According to court records, Mason put only a portion of investors’ money into the foreign currency exchange, and lost essentially all the money he did invest while conducting FOREX trading.  Court records indicate that Mason failed to disclose his actual trading results to his victims, and instead made false oral representations and provided bogus statements to clients, fraudulently reporting profits.  According to court records, in order to induce individuals to further invest in his fraudulent foreign currency commodity pool, Mason established a website so that investors could access their accounts online, which fraudulently depicted that investors were making money – in some cases significant profits – through successful FOREX trading.  The profits depicted on individual investor accounts were in fact false, and, in many cases, there was no actual money in the victims’ accounts.
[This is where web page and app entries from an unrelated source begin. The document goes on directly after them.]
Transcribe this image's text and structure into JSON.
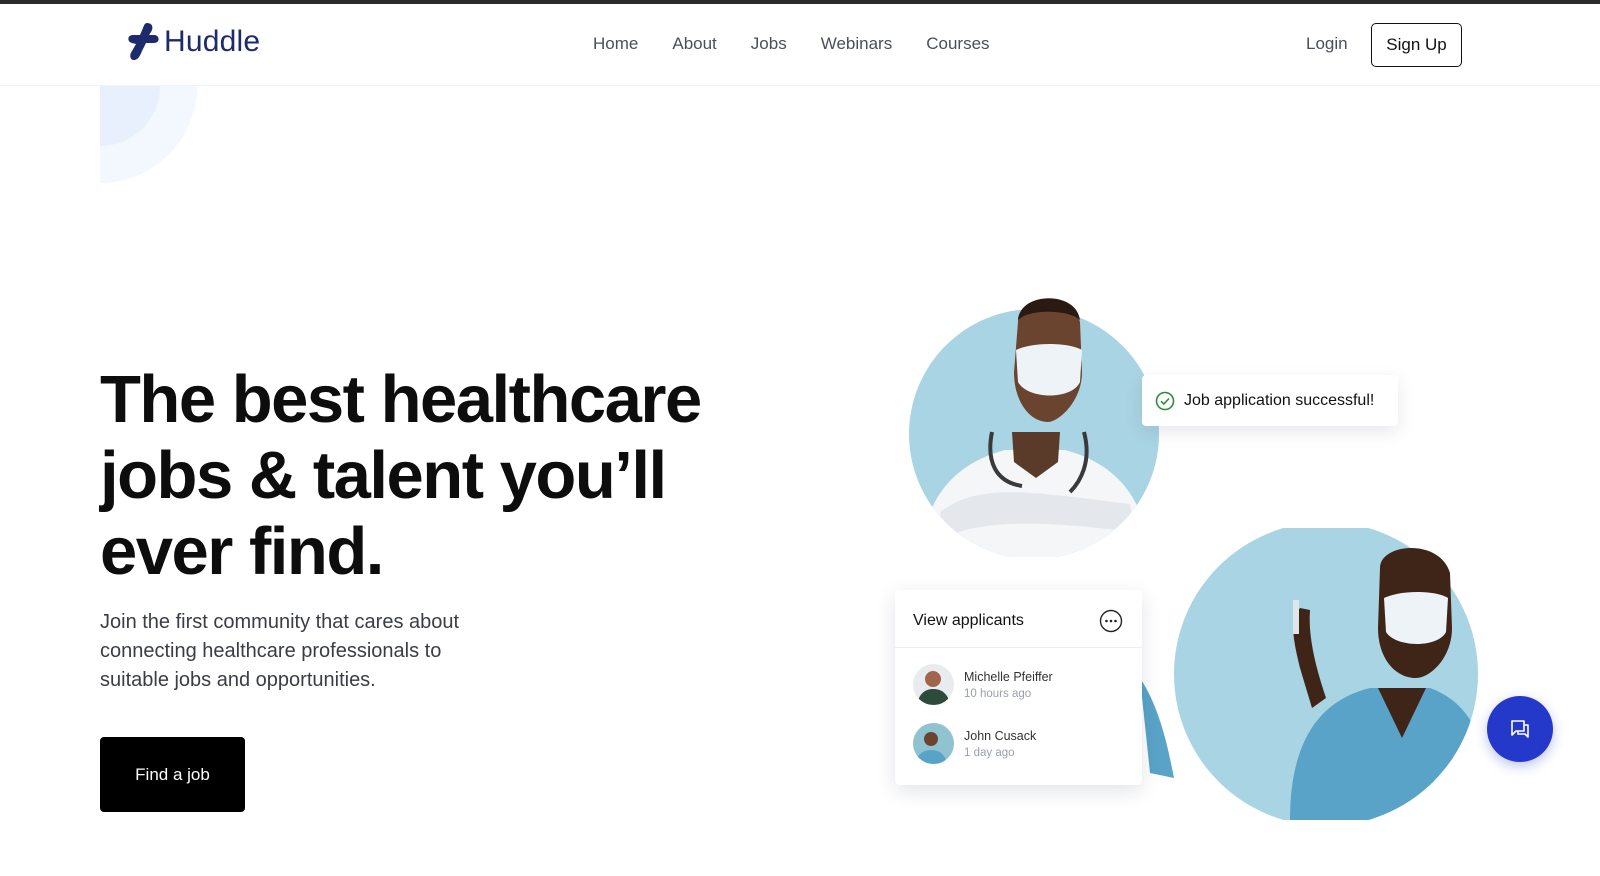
{
  "brand": {
    "name": "Huddle",
    "color": "#1d2a6b"
  },
  "nav": {
    "items": [
      {
        "label": "Home"
      },
      {
        "label": "About"
      },
      {
        "label": "Jobs"
      },
      {
        "label": "Webinars"
      },
      {
        "label": "Courses"
      }
    ],
    "login_label": "Login",
    "signup_label": "Sign Up"
  },
  "hero": {
    "title_line1": "The best healthcare",
    "title_line2": "jobs & talent you’ll",
    "title_line3": "ever find.",
    "subtitle_line1": "Join the first community that cares about",
    "subtitle_line2": "connecting healthcare professionals to",
    "subtitle_line3": "suitable jobs and opportunities.",
    "cta_label": "Find a job"
  },
  "toast": {
    "text": "Job application successful!",
    "icon": "check-circle-icon",
    "color": "#2e8b3a"
  },
  "applicants_card": {
    "title": "View applicants",
    "applicants": [
      {
        "name": "Michelle Pfeiffer",
        "time": "10 hours ago"
      },
      {
        "name": "John Cusack",
        "time": "1 day ago"
      }
    ]
  },
  "chat": {
    "icon": "chat-icon",
    "color": "#2439c9"
  },
  "colors": {
    "photo_bg": "#a9d4e3",
    "scrubs": "#5aa3c8"
  }
}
According to court documents, rather than investing the funds as promised, Mason simply deposited victims’ money into various bank accounts he controlled and used a substantial portion of it to pay for personal and business expenses, real estate, cars and other expenses unrelated to any foreign exchange.  For example, court records indicate that Mason spent approximately $435,000 of the investors’ money on a residence in Greensboro, N.C., and more than $222,000 for two residences and office space in Hickory, N.C.  Court records show that Mason did not claim the additional income on his federal income tax returns filed with the IRS.  Mason also used the rest of investors’ money to make “Ponzi” payments to other victims, fraudulently claiming they were “profits” from successful FOREX trading.
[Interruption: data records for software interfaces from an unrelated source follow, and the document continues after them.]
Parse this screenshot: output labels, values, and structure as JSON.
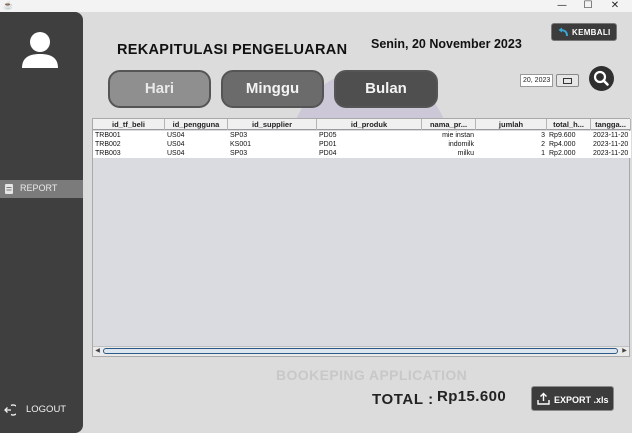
{
  "window": {
    "minimize": "—",
    "maximize": "☐",
    "close": "✕"
  },
  "sidebar": {
    "report_label": "REPORT",
    "logout_label": "LOGOUT"
  },
  "header": {
    "title": "REKAPITULASI PENGELUARAN",
    "date": "Senin, 20 November 2023",
    "back_label": "KEMBALI"
  },
  "filters": {
    "hari": "Hari",
    "minggu": "Minggu",
    "bulan": "Bulan",
    "date_value": "20, 2023"
  },
  "table": {
    "columns": [
      "id_tf_beli",
      "id_pengguna",
      "id_supplier",
      "id_produk",
      "nama_pr...",
      "jumlah",
      "total_h...",
      "tangga..."
    ],
    "rows": [
      [
        "TRB001",
        "US04",
        "SP03",
        "PD05",
        "mie instan",
        "3",
        "Rp9.600",
        "2023-11-20"
      ],
      [
        "TRB002",
        "US04",
        "KS001",
        "PD01",
        "indomilk",
        "2",
        "Rp4.000",
        "2023-11-20"
      ],
      [
        "TRB003",
        "US04",
        "SP03",
        "PD04",
        "milku",
        "1",
        "Rp2.000",
        "2023-11-20"
      ]
    ]
  },
  "footer": {
    "watermark": "BOOKEPING APPLICATION",
    "total_label": "TOTAL :",
    "total_value": "Rp15.600",
    "export_label": "EXPORT .xls"
  },
  "colors": {
    "sidebar_bg": "#3f3f3f",
    "active_nav": "#7b7b7b",
    "page_bg": "#dcdcdc"
  },
  "icons": [
    "app-icon",
    "user-avatar-icon",
    "report-icon",
    "logout-icon",
    "back-arrow-icon",
    "calendar-icon",
    "search-icon",
    "upload-icon"
  ]
}
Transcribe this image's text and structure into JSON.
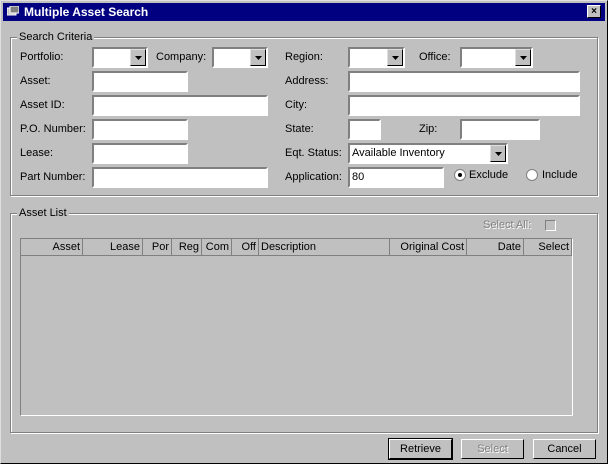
{
  "window": {
    "title": "Multiple Asset Search",
    "close_glyph": "×"
  },
  "criteria": {
    "legend": "Search Criteria",
    "portfolio_label": "Portfolio:",
    "company_label": "Company:",
    "region_label": "Region:",
    "office_label": "Office:",
    "asset_label": "Asset:",
    "address_label": "Address:",
    "asset_id_label": "Asset ID:",
    "city_label": "City:",
    "po_number_label": "P.O. Number:",
    "state_label": "State:",
    "zip_label": "Zip:",
    "lease_label": "Lease:",
    "eqt_status_label": "Eqt. Status:",
    "eqt_status_value": "Available Inventory",
    "part_number_label": "Part Number:",
    "application_label": "Application:",
    "application_value": "80",
    "exclude_label": "Exclude",
    "include_label": "Include",
    "selected_mode": "exclude"
  },
  "asset_list": {
    "legend": "Asset List",
    "select_all_label": "Select All:",
    "columns": [
      "Asset",
      "Lease",
      "Por",
      "Reg",
      "Com",
      "Off",
      "Description",
      "Original Cost",
      "Date",
      "Select"
    ]
  },
  "buttons": {
    "retrieve": "Retrieve",
    "select": "Select",
    "cancel": "Cancel"
  }
}
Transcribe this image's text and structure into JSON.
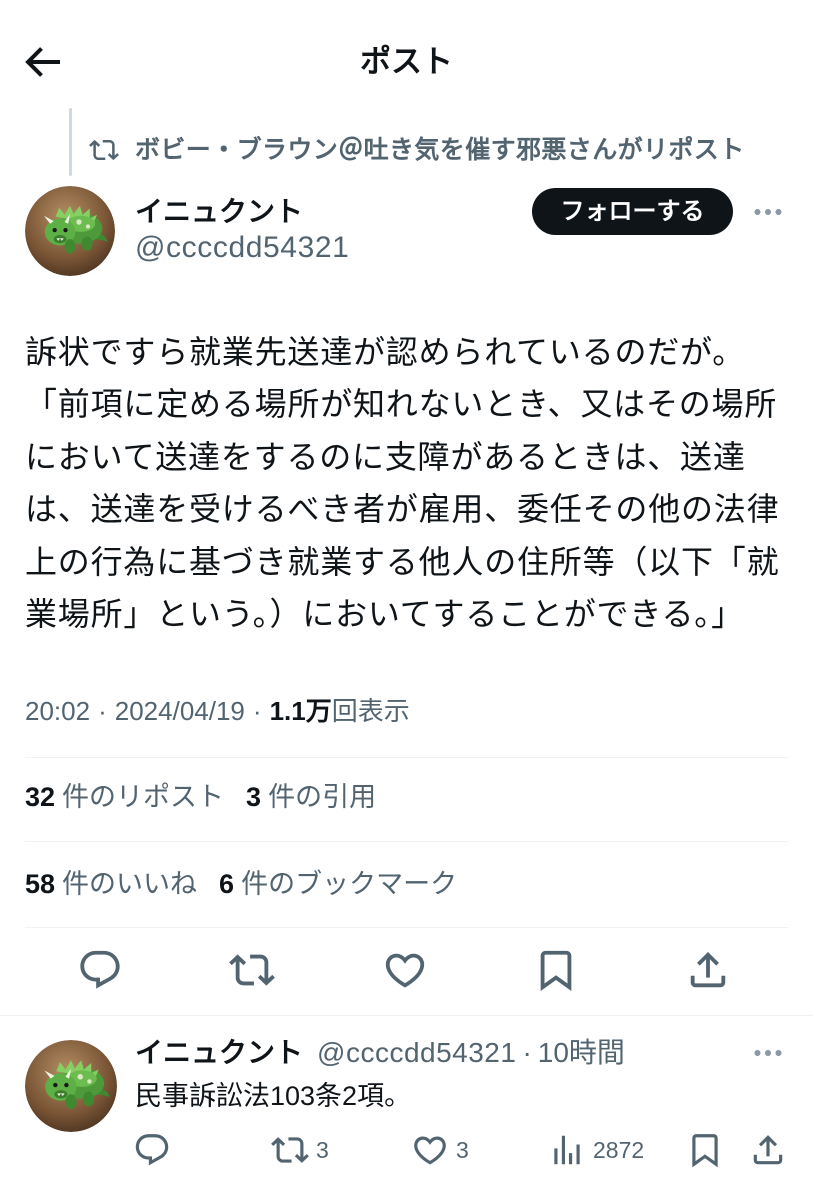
{
  "colors": {
    "text": "#0f1419",
    "secondary": "#536471",
    "divider": "#eff3f4",
    "rail": "#cfd9de",
    "button_bg": "#0f1419",
    "button_text": "#ffffff",
    "background": "#ffffff"
  },
  "header": {
    "back_icon": "back-arrow-icon",
    "title": "ポスト"
  },
  "repost_context": {
    "icon": "retweet-icon",
    "text": "ボビー・ブラウン＠吐き気を催す邪悪さんがリポスト"
  },
  "tweet": {
    "author": {
      "name": "イニュクント",
      "handle": "@ccccdd54321"
    },
    "follow_label": "フォローする",
    "more_icon": "more-icon",
    "text_lines": [
      "訴状ですら就業先送達が認められているのだが。",
      "「前項に定める場所が知れないとき、又はその場所",
      "において送達をするのに支障があるときは、送達",
      "は、送達を受けるべき者が雇用、委任その他の法律",
      "上の行為に基づき就業する他人の住所等（以下「就",
      "業場所」という。）においてすることができる。」"
    ],
    "time": "20:02",
    "separator": "·",
    "date": "2024/04/19",
    "views": {
      "count": "1.1万",
      "label": "回表示"
    },
    "stats": {
      "reposts": {
        "count": "32",
        "label": "件のリポスト"
      },
      "quotes": {
        "count": "3",
        "label": "件の引用"
      },
      "likes": {
        "count": "58",
        "label": "件のいいね"
      },
      "bookmarks": {
        "count": "6",
        "label": "件のブックマーク"
      }
    },
    "actions": [
      {
        "icon": "reply-icon"
      },
      {
        "icon": "retweet-icon"
      },
      {
        "icon": "like-icon"
      },
      {
        "icon": "bookmark-icon"
      },
      {
        "icon": "share-icon"
      }
    ]
  },
  "reply": {
    "author": {
      "name": "イニュクント",
      "handle": "@ccccdd54321"
    },
    "separator": "·",
    "time_ago": "10時間",
    "more_icon": "more-icon",
    "text": "民事訴訟法103条2項。",
    "actions": [
      {
        "icon": "reply-icon"
      },
      {
        "icon": "retweet-icon",
        "count": "3"
      },
      {
        "icon": "like-icon",
        "count": "3"
      },
      {
        "icon": "views-icon",
        "count": "2872"
      },
      {
        "icon": "bookmark-icon"
      },
      {
        "icon": "share-icon"
      }
    ]
  }
}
Mason pleaded guilty in June 2014 to one count of securities fraud conspiracy and one count of filing a false federal income tax return for tax year 2011.  He has been in federal custody since April 2013 and will be transferred to the custody of the Federal Bureau of Prisons upon designation of federal facility.  All federal sentences are served without the possibility of parole.

The case was investigated by the North Carolina Secretary of State, Securities Division with assistance from the FBI, Charlotte Division, and IRS-CI.  Acting U.S. Attorney Rose also thanked the Commodities Futures Trading Commission for their assistance in this case.

The prosecution is being handled by Special Assistant United States Attorney Kevin M. Harrington and Assistant U.S. Attorney Kurt W. Meyers of the Western District of North Carolina.

Mr. Harrington is an Enforcement Attorney with the North Carolina Department of Secretary of State, Securities Division, and was appointed to serve as a Special Assistant United States Attorney (SAUSA) with the U.S. Attorney’s Office in Charlotte in September 2011.   The SAUSA position is reflection of the partnership between the North Carolina Securities Division and the United States Attorney that helps ensure the effective and vigorous prosecution of white collar criminals, particularly in the area of securities fraud.

The charges were brought in connection with the President’s Financial Fraud Enforcement Task Force.  The task force was established to wage an aggressive, coordinated and proactive effort to investigate and prosecute financial crimes.  With more than 20 federal agencies, 94 U.S. attorneys’ offices, and state and local partners, it’s the broadest coalition of law enforcement, investigatory and regulatory agencies ever assembled to combat fraud.  Since its formation, the task force has made great strides in facilitating increased investigation and prosecution of financial crimes; enhancing coordination and cooperation among federal, state and local authorities; addressing discrimination in the lending and financial markets; and conducting outreach to the public, victims, financial institutions and other organizations.  Since fiscal year 2009, the Justice Department has filed over 18,000 financial fraud cases against more than 25,000 defendants. For more information on the task force, please visit

Financial Fraud
Updated August 3, 2015